Interface dataset entries
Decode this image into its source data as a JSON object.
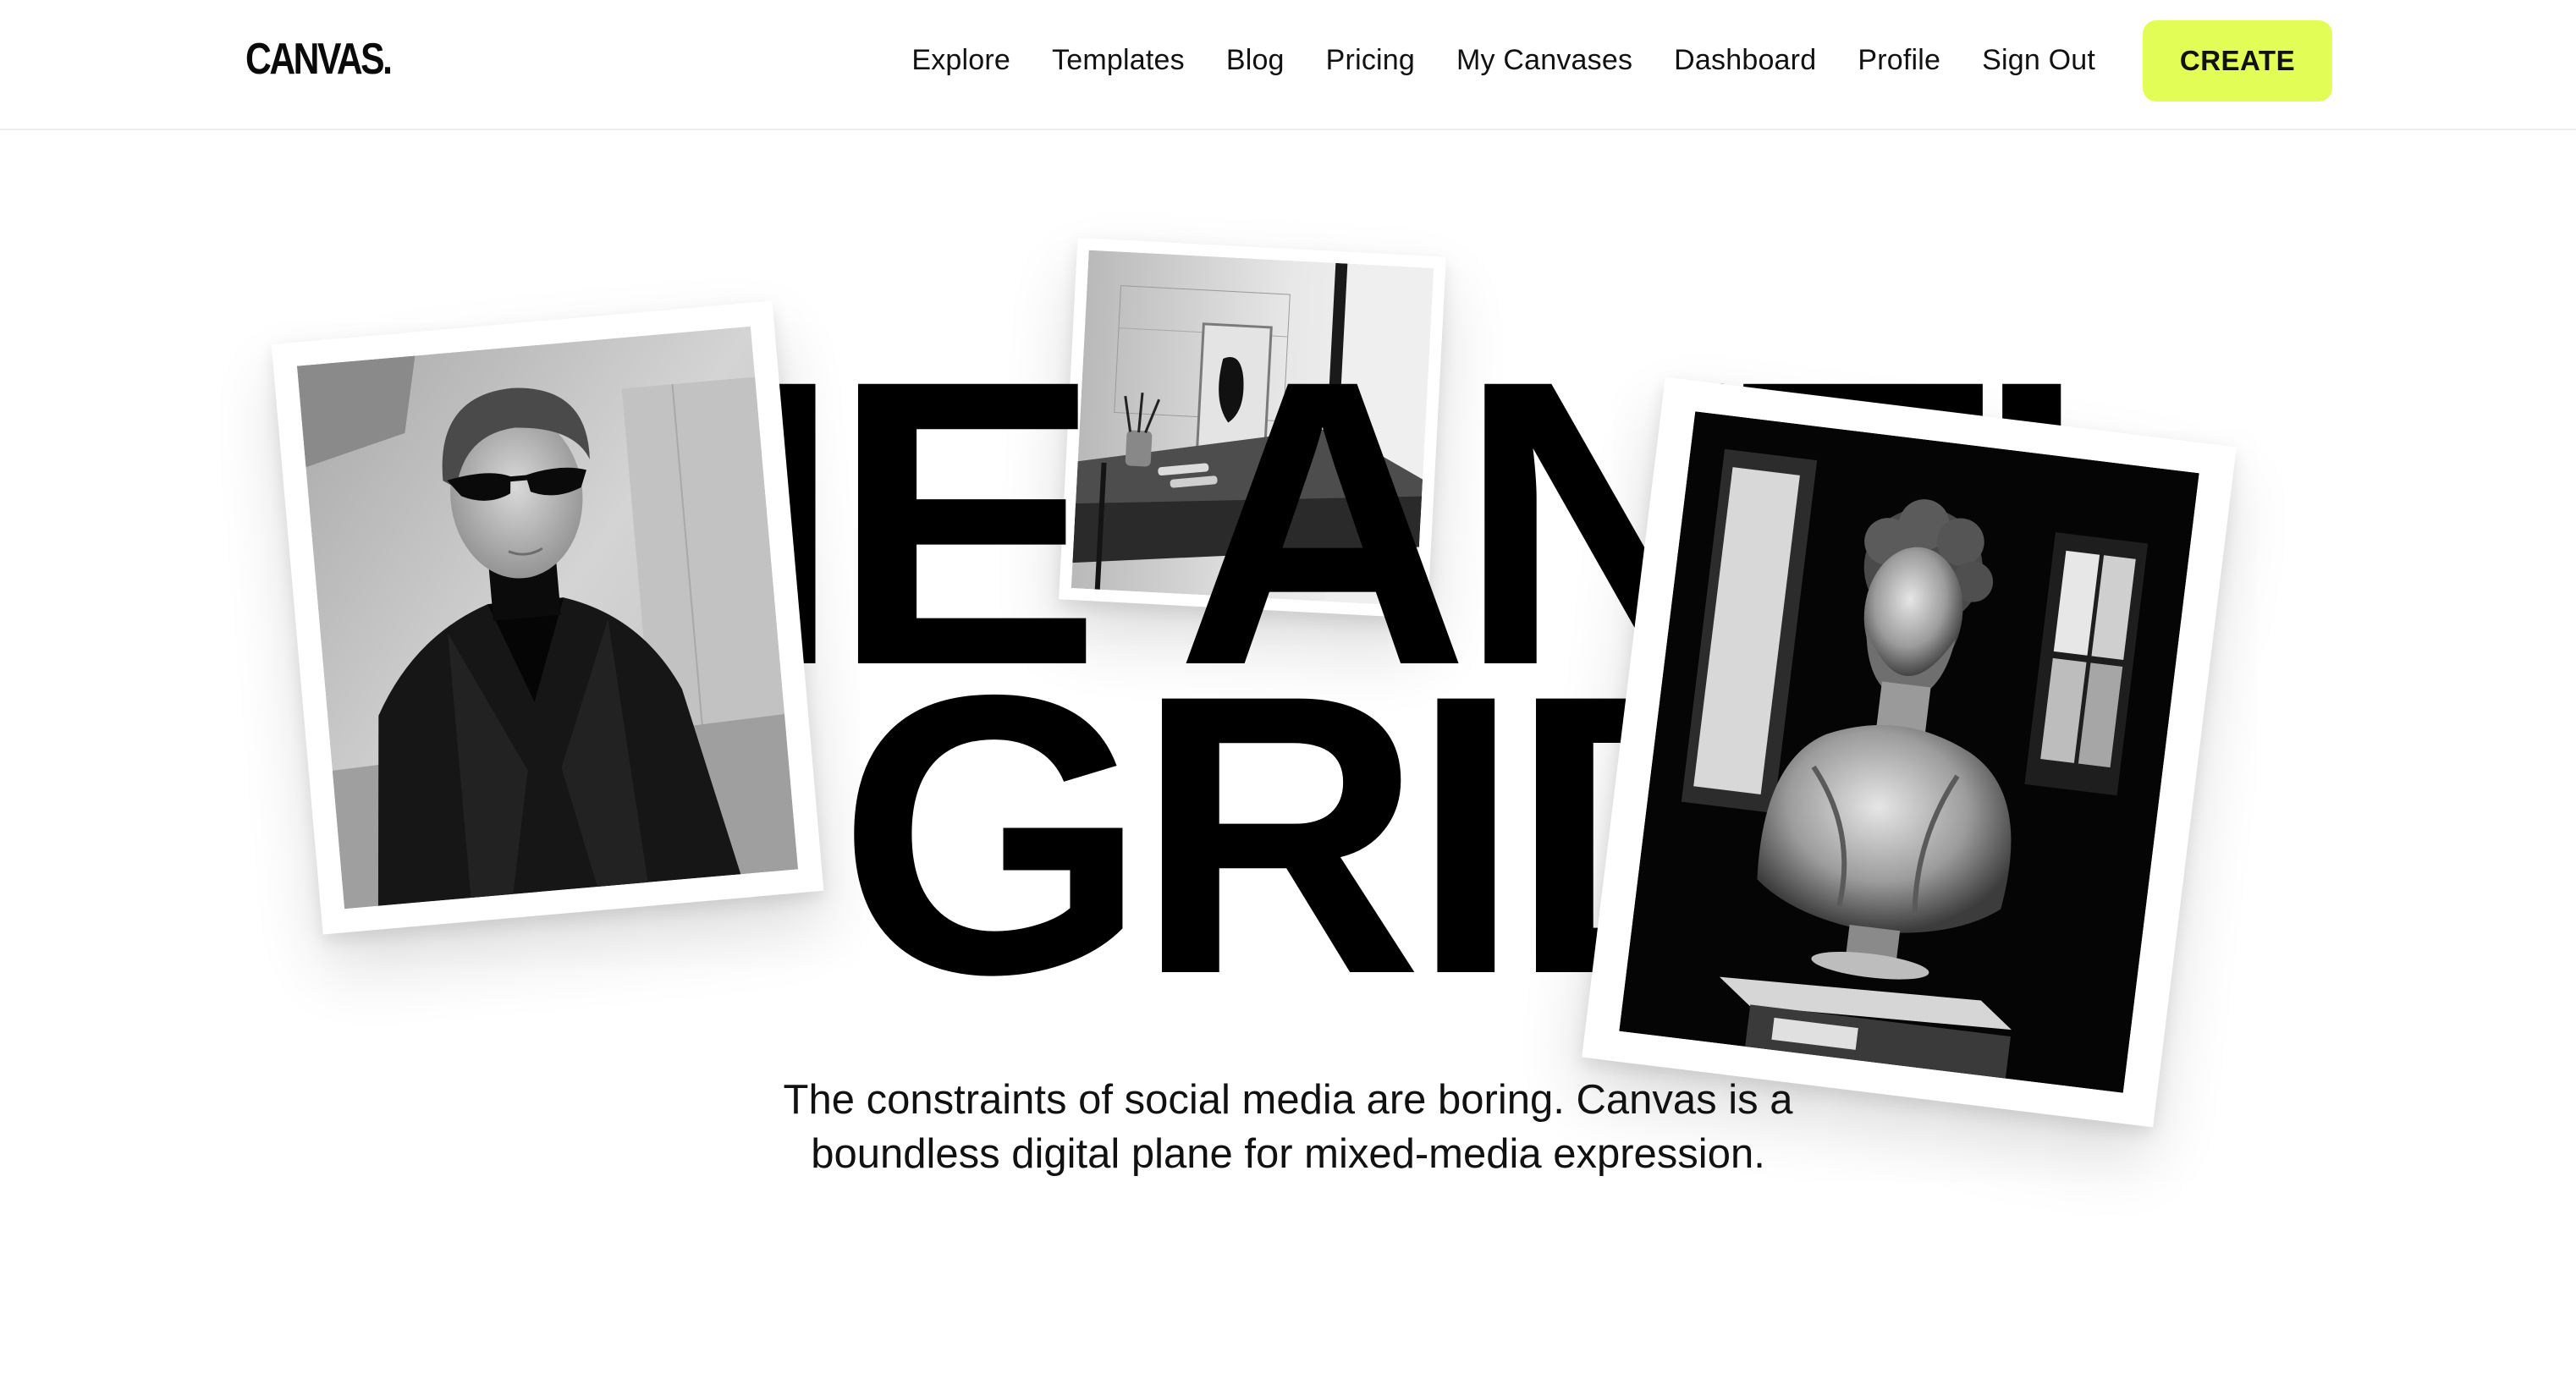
{
  "brand": {
    "logo_text": "CANVAS."
  },
  "nav": {
    "links": [
      {
        "label": "Explore"
      },
      {
        "label": "Templates"
      },
      {
        "label": "Blog"
      },
      {
        "label": "Pricing"
      },
      {
        "label": "My Canvases"
      },
      {
        "label": "Dashboard"
      },
      {
        "label": "Profile"
      },
      {
        "label": "Sign Out"
      }
    ],
    "cta_label": "CREATE",
    "cta_color": "#e2fd55"
  },
  "hero": {
    "line1": "THE ANTI-",
    "line2": "GRID",
    "tagline": "The constraints of social media are boring. Canvas is a boundless digital plane for mixed-media expression.",
    "photos": [
      {
        "subject": "man-in-sunglasses-photo"
      },
      {
        "subject": "desk-still-life-photo"
      },
      {
        "subject": "marble-bust-photo"
      }
    ]
  }
}
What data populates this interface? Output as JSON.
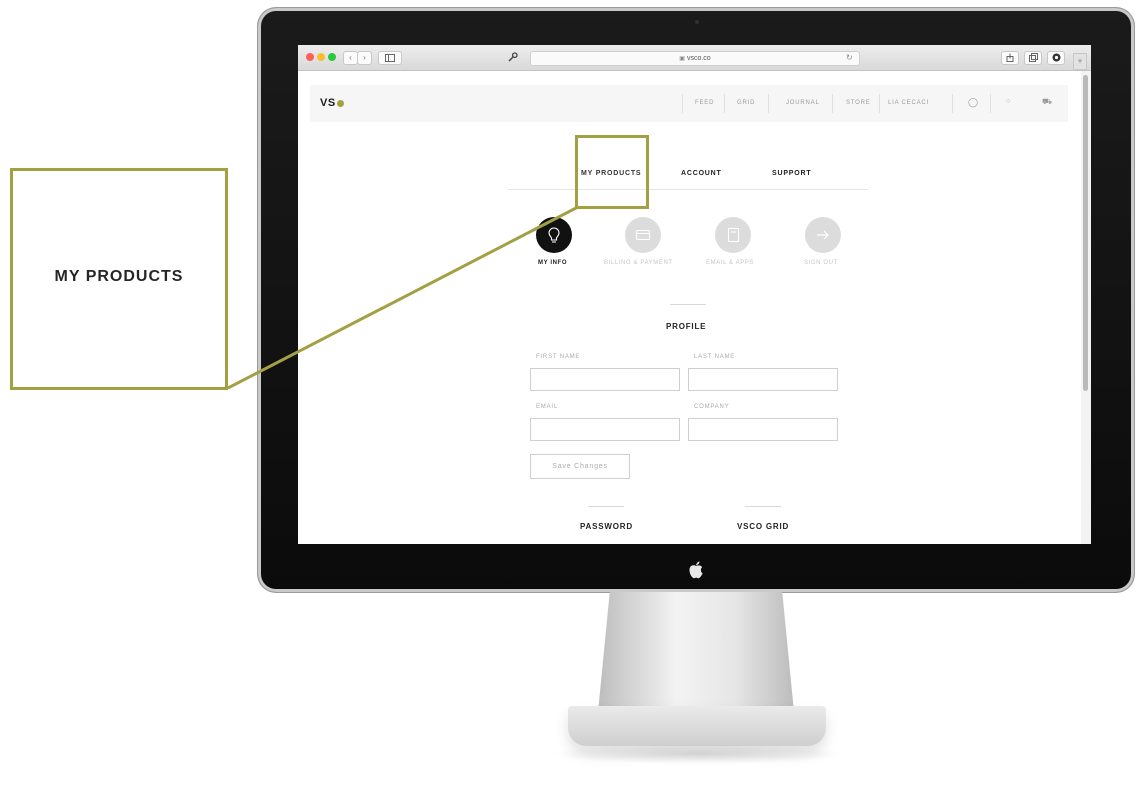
{
  "browser": {
    "address": "vsco.co",
    "back_glyph": "‹",
    "forward_glyph": "›",
    "new_tab_glyph": "+",
    "icons": [
      "back-icon",
      "forward-icon",
      "sidebar-icon",
      "wrench-icon",
      "lock-icon",
      "reload-icon",
      "share-icon",
      "tabs-icon",
      "extension-icon"
    ]
  },
  "site": {
    "logo_text": "VS",
    "logo_accent_color": "#a3a044",
    "nav": [
      "FEED",
      "GRID",
      "JOURNAL",
      "STORE",
      "LIA CECACI"
    ],
    "nav_icons": [
      "profile-icon",
      "loading-icon",
      "cart-icon"
    ]
  },
  "account_tabs": [
    "MY PRODUCTS",
    "ACCOUNT",
    "SUPPORT"
  ],
  "sections": [
    {
      "label": "MY INFO",
      "icon": "lightbulb-icon",
      "active": true
    },
    {
      "label": "BILLING & PAYMENT",
      "icon": "credit-card-icon",
      "active": false
    },
    {
      "label": "EMAIL & APPS",
      "icon": "document-icon",
      "active": false
    },
    {
      "label": "SIGN OUT",
      "icon": "arrow-right-icon",
      "active": false
    }
  ],
  "profile": {
    "title": "PROFILE",
    "first_name_label": "FIRST NAME",
    "last_name_label": "LAST NAME",
    "email_label": "EMAIL",
    "company_label": "COMPANY",
    "first_name_value": "",
    "last_name_value": "",
    "email_value": "",
    "company_value": "",
    "save_label": "Save Changes"
  },
  "lower_sections": [
    "PASSWORD",
    "VSCO GRID"
  ],
  "callout": {
    "text": "MY PRODUCTS",
    "color": "#a3a044"
  }
}
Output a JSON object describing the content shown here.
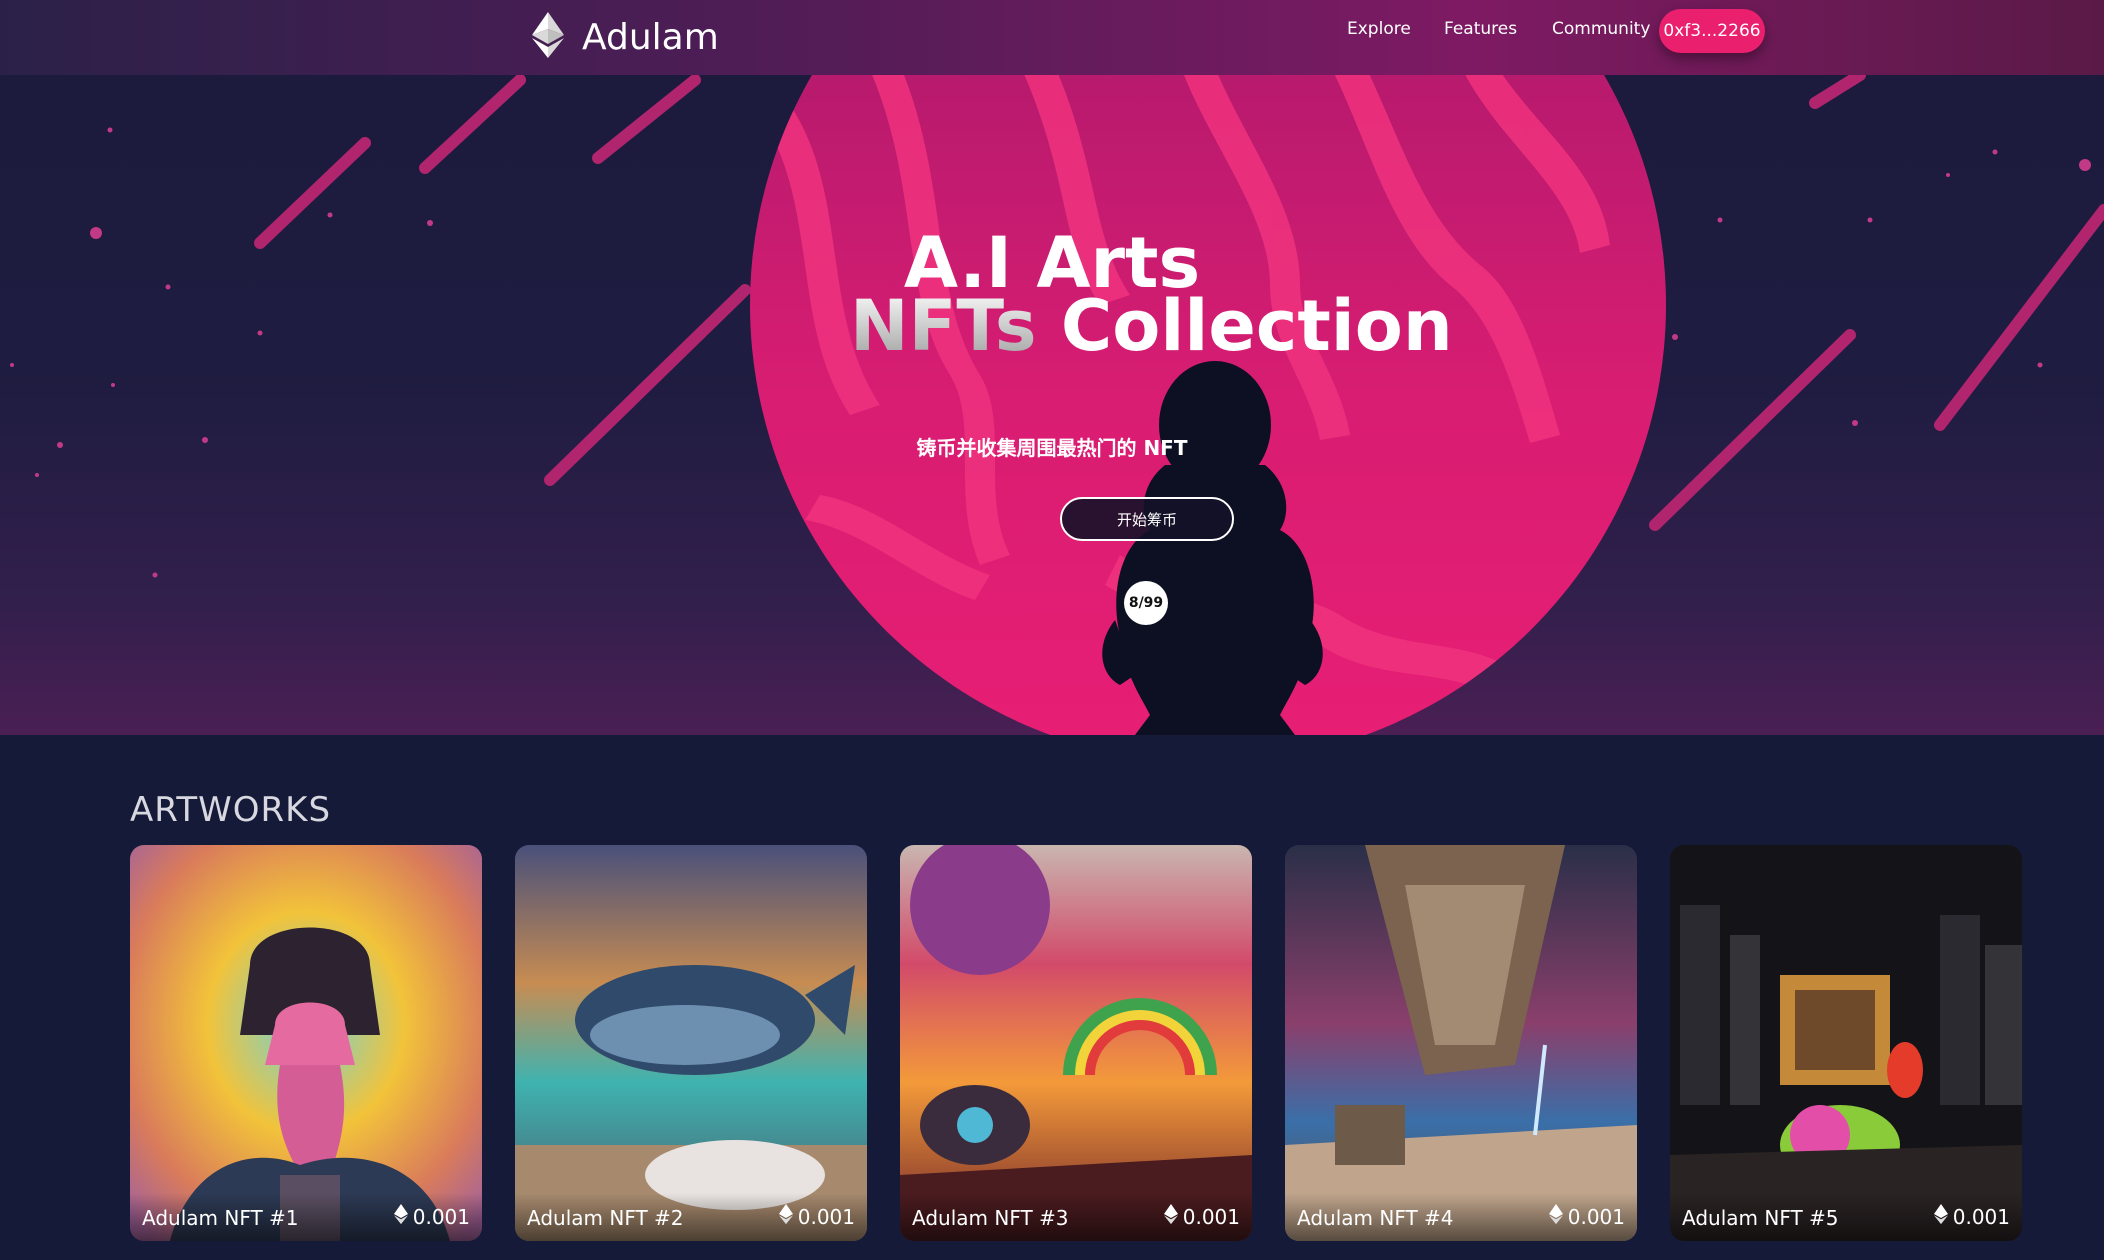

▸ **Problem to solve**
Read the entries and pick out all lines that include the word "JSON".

▸ **Solved problem**
Decode this image into its source data as a JSON object.
What data populates this interface? Output as JSON.
Output a JSON object describing the content shown here.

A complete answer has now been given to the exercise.